His decision to speak to Taiwan President Tsai Ing-wen upended 40 years of policy observed by Western powers, drawing ire from mainland China. More recently Mr Trump has engaged in Twitter tough-talk, shrugging off Pyongyang's plans to develop an intercontinental ballistic missile, despite informed analysis that suggests the North Koreans are making strides towards this goal.
His more forceful approach to Asia stands in eerie contrast to his disposition towards another geopolitical power: Russia.
President Barack Obama was accused of being too timid or preoccupied with issues such as Syria to focus fully on his vaunted pivot to the Asian region. The Trans-Pacific Partnership, which was once the centrepiece of Mr Obama's strategy for the region, appears dead on arrival, a victim of the backlash against globalisation that helped propel Mr Trump to office.
In his time, Mr Obama favoured dialogue and a two-lane approach towards trade and politics. When China and the US disagreed about security and diplomacy, he purred reassurances on trade.
Mr Trump, on the other hand, appears to be paving the way for more overt competition with China, which has been, in the President-elect's words, "taking out massive amounts of money and wealth from the US in totally one-sided trade".
The Trump pivot to Asia will likely see more tension. If Russian-US troubles over matters such as Syria and the US election interference go off the boil, expect Mr Trump to have more attention for competition with China.
What this sort of charged environment means for Australia will be known only in time. Mr Trump's zero-sum mentality on international affairs, however, suggests regional powers, including Australia, will have more need to rely on themselves to confront security and diplomatic challenges.
Mr Trump made his most recent China-critical comments, predictably, on Twitter. If, as intellectual Marshall McLuhan observed, the "medium is the message", Mr Trump's Twitter diplomacy carries with it an inherent lack of stability.
It's also worth asking, if Mr Trump gives Moscow the power to shape US foreign policy, however subtly, will Russia also benefit from more US tension in Asia?
If Mr Trump goes full demagogue on the subject of China, the risk isn't simply to relations between the White House and Beijing, but to the public in the West.
As his campaign proved, keeping the public in a state of excitement is part of his act. Historically, many Americans saw China's rise as an implicit rebuke of weaker America. In other words, they blamed their own leaders.
With Mr Trump coming to power on a promise to restore "greatness", he will be tempted to continue to blame China for America's ills.
There is a worrying prospect he could turn the public in the US – and in other Western democracies such as Australia – against China. This would be ugly and unnecessary.
For countries that want to ensure their economies remain competitive in the face of a new rising power, the best course of action is smart investment, strategic tariffs and proper industrial and technology policy.

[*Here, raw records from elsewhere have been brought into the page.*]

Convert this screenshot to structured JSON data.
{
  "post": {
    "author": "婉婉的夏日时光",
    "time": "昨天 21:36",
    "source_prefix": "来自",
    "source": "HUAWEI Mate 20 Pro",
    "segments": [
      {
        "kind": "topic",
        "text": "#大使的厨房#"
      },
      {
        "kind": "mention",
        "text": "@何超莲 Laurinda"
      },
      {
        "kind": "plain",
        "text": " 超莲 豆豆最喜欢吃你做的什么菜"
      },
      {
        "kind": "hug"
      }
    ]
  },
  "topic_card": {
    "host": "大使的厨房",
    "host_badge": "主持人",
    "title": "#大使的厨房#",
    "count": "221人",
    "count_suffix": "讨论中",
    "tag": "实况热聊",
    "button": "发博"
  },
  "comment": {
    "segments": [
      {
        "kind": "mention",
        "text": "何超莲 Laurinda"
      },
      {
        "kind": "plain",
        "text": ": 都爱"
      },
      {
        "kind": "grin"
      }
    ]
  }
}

Engaging in populist bluster that scapegoats a foreign nation would be a mistake. Unfortunately, we can't rule this scenario out for Mr Trump.
The story Donald Trump's Asia stance likely to further increase tensions first appeared on The Sydney Morning Herald.